  9. L. Brandsma: Preparative Acetylenic Chemistry. In: Studies in Organic Chemistry 34. Elsevier, 1988, ISBN 0-444-42960-3, S. 245–246.
  10. a b H. Bader, H. Ringsdorf: Liposomes from α,ω-dipolar amphiphiles with a polymerizable diyne moiety in the hydrophobic chain. In: J. Polym. Sci., Polym. Chem. Ed. Band 20 , No. 6, 1982, S. 1623–1628 , doi : 10.1002 / pol.1982.170200622 .
  11. M. T. Reding, S. L. Buchwald: An inexpensive air-stable titanium-based system for the conversion of esters to primary alcohols. In: J. Org. Chem. Band 60 , No. 24, 1995, S. 7884–7890, doi:10.1021/jo00129a031.
  12. T. L. Neoh, T. Tanimoto, S. Ikefuji, H. Yoshi, T. Furuta: Improvement of antifungal activity of 10-undecyn-1-ol by inclusion complexation with cyclodextrin derivatives. In: J. Agric. Food Chem. Band 56 , No. 10, 2008, S. 3699–3705 , doi : 10.1021 / jf.0731898 .
  13. T. Sakurai, T. Nakagawa, H. Mitsuno, H. Mori, Y. Endo, S. Tanoue, Y. Yasukochi, K. Touhara, T. Nishioka: Identification and functional characterization of a sex pheromone receptor in the silkmoth Bombyx mori. In: Proc. Natl. Acad. Sci. Band 101 , No. 47, 2004, S. 16653–16658, doi:10.1073/pnas.0407596101.
  14. N. Miyaura, H. Suginome, A. Suzuki: New stereospecific syntheses of pheromone bombykol and its three geometrical isomers. In: Tetrahedron. Band 39 , No. 20, 1983, S. 3271–3277 , doi : 10.1016 / S0040-4020 (01) 91575-3 .
  15. R.J. González-Paz, G. Lligadas, J.C. Ronda, M. Galià, V. Cádiz: Thiol-yne reaction of alkyne-derivatized fatty acids: Thiol-reactive linear polyurethane. In: J. Renew. Mater. Band 1, 2013, S. 187 , doi : 10.7569 / JRM.2013.634114 .
  16. R. Hoogenboom: Thiol-yne chemistry: A powerful tool for creating highly functional materials. In: Angew. Chem. Int. Ed. Band 49 , No. 20, 2010, S. 3415–3417 , doi : 10.1002 / anie.201000401 .

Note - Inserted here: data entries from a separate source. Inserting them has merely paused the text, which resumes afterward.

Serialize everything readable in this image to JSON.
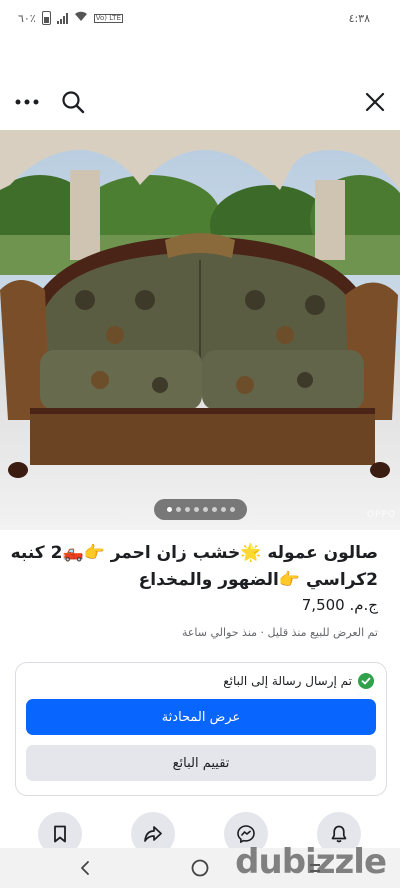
{
  "status_bar": {
    "battery": "٦٠٪",
    "network_badge": "Vo) LTE",
    "time": "٤:٣٨"
  },
  "top_bar": {
    "icons": [
      "more-icon",
      "search-icon",
      "close-icon"
    ]
  },
  "listing": {
    "image_watermark": "OPPO",
    "image_pager": {
      "total": 8,
      "active_index": 0
    },
    "title": "صالون عموله 🌟خشب زان احمر  👉🛻2 كنبه 2كراسي  👉الضهور والمخداع",
    "price": "ج.م. 7,500",
    "meta": "تم العرض للبيع منذ قليل · منذ حوالي ساعة"
  },
  "message_card": {
    "sent_notice": "تم إرسال رسالة إلى البائع",
    "view_conversation": "عرض المحادثة",
    "rate_seller": "تقييم البائع"
  },
  "action_bar": {
    "icons": [
      "bookmark-icon",
      "share-icon",
      "messenger-icon",
      "bell-icon"
    ]
  },
  "brand": "dubizzle",
  "colors": {
    "primary": "#0866ff",
    "secondary_button": "#e4e6eb",
    "success": "#31a24c",
    "text": "#1c1e21",
    "muted_text": "#65676b"
  }
}
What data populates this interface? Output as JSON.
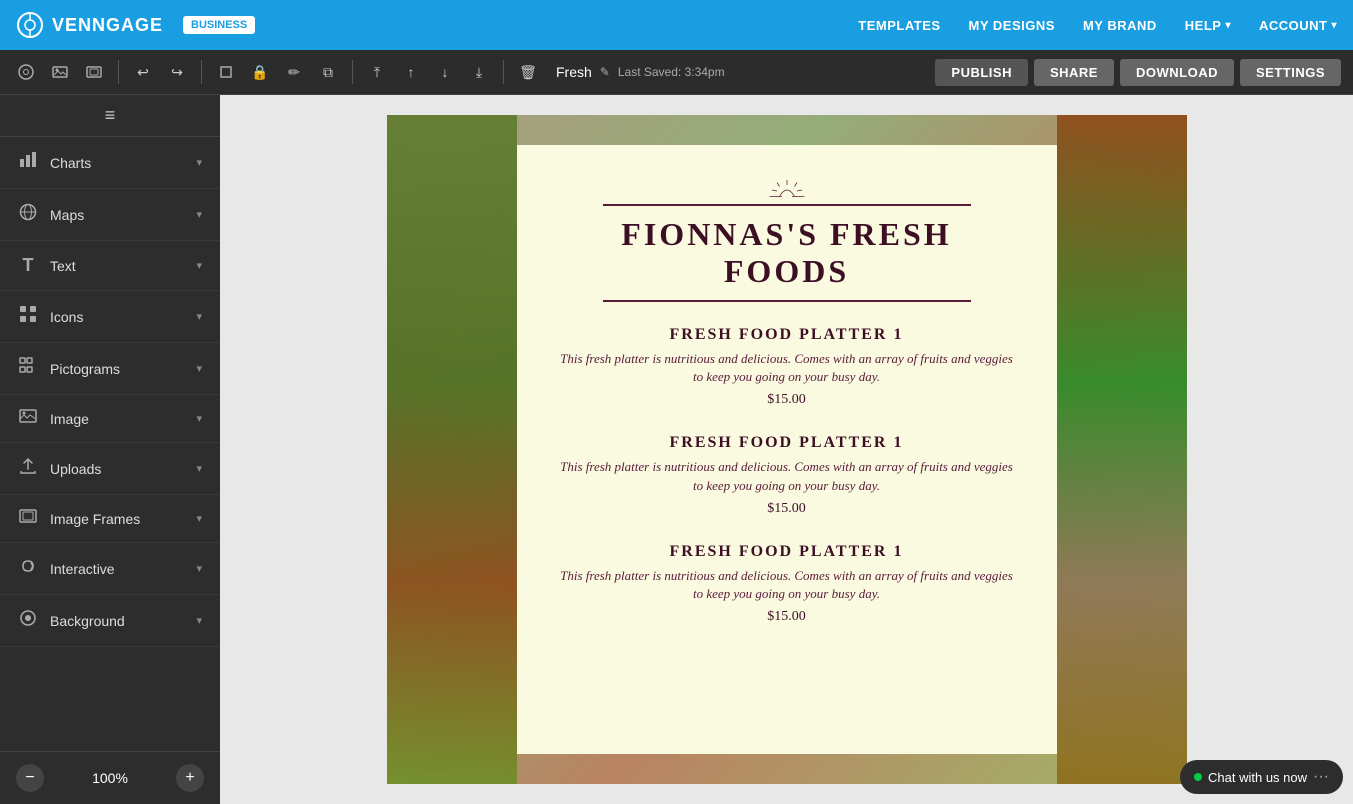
{
  "nav": {
    "logo_text": "VENNGAGE",
    "business_badge": "BUSINESS",
    "links": [
      {
        "label": "TEMPLATES",
        "has_caret": false
      },
      {
        "label": "MY DESIGNS",
        "has_caret": false
      },
      {
        "label": "MY BRAND",
        "has_caret": false
      },
      {
        "label": "HELP",
        "has_caret": true
      },
      {
        "label": "ACCOUNT",
        "has_caret": true
      }
    ]
  },
  "toolbar": {
    "doc_name": "Fresh",
    "last_saved": "Last Saved: 3:34pm",
    "buttons": {
      "publish": "PUBLISH",
      "share": "SHARE",
      "download": "DOWNLOAD",
      "settings": "SETTINGS"
    }
  },
  "sidebar": {
    "items": [
      {
        "label": "Charts",
        "icon": "bar-chart"
      },
      {
        "label": "Maps",
        "icon": "globe"
      },
      {
        "label": "Text",
        "icon": "text-t"
      },
      {
        "label": "Icons",
        "icon": "icons"
      },
      {
        "label": "Pictograms",
        "icon": "pictogram"
      },
      {
        "label": "Image",
        "icon": "image"
      },
      {
        "label": "Uploads",
        "icon": "upload"
      },
      {
        "label": "Image Frames",
        "icon": "frame"
      },
      {
        "label": "Interactive",
        "icon": "interactive"
      },
      {
        "label": "Background",
        "icon": "background"
      }
    ],
    "zoom_level": "100%"
  },
  "canvas": {
    "title": "FIONNAS'S FRESH FOODS",
    "menu_title": "FIONNAS'S FRESH FOODS",
    "menu_items": [
      {
        "name": "FRESH FOOD PLATTER 1",
        "description": "This fresh platter is nutritious and delicious. Comes with an array of fruits and veggies to keep you going on your busy day.",
        "price": "$15.00"
      },
      {
        "name": "FRESH FOOD PLATTER 1",
        "description": "This fresh platter is nutritious and delicious. Comes with an array of fruits and veggies to keep you going on your busy day.",
        "price": "$15.00"
      },
      {
        "name": "FRESH FOOD PLATTER 1",
        "description": "This fresh platter is nutritious and delicious. Comes with an array of fruits and veggies to keep you going on your busy day.",
        "price": "$15.00"
      }
    ]
  },
  "chat": {
    "label": "Chat with us now"
  },
  "icons": {
    "bar_chart": "▦",
    "globe": "⊕",
    "text": "T",
    "icons_grid": "⊞",
    "pictograms": "⊟",
    "image": "▭",
    "upload": "↑",
    "frame": "▢",
    "interactive": "⟳",
    "background": "◉",
    "chevron_down": "›",
    "hamburger": "≡",
    "minus": "−",
    "plus": "+"
  }
}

  17. C. Lluch, G. Lligadas, J.C. Ronda, M. Galià, V. Cádiz: Thiol-yne approach to biobased polyols: Polyurethane synthesis and surface modification. In: abiosus e.V., 6th Workshop on fats and oils as renewable feedstock for the chemical industry. 2013, S. 67 ( online [PDF]).
  18. G.M. Mitchell: Design and synthesis of a macrocyclic phospholipid. (online).
  19. Archaeal Lipids. In: SBKB, PSI-Nature Structural Biology Knowledgebase. doi:10.3942/psi_sgkb/fm_2012_12.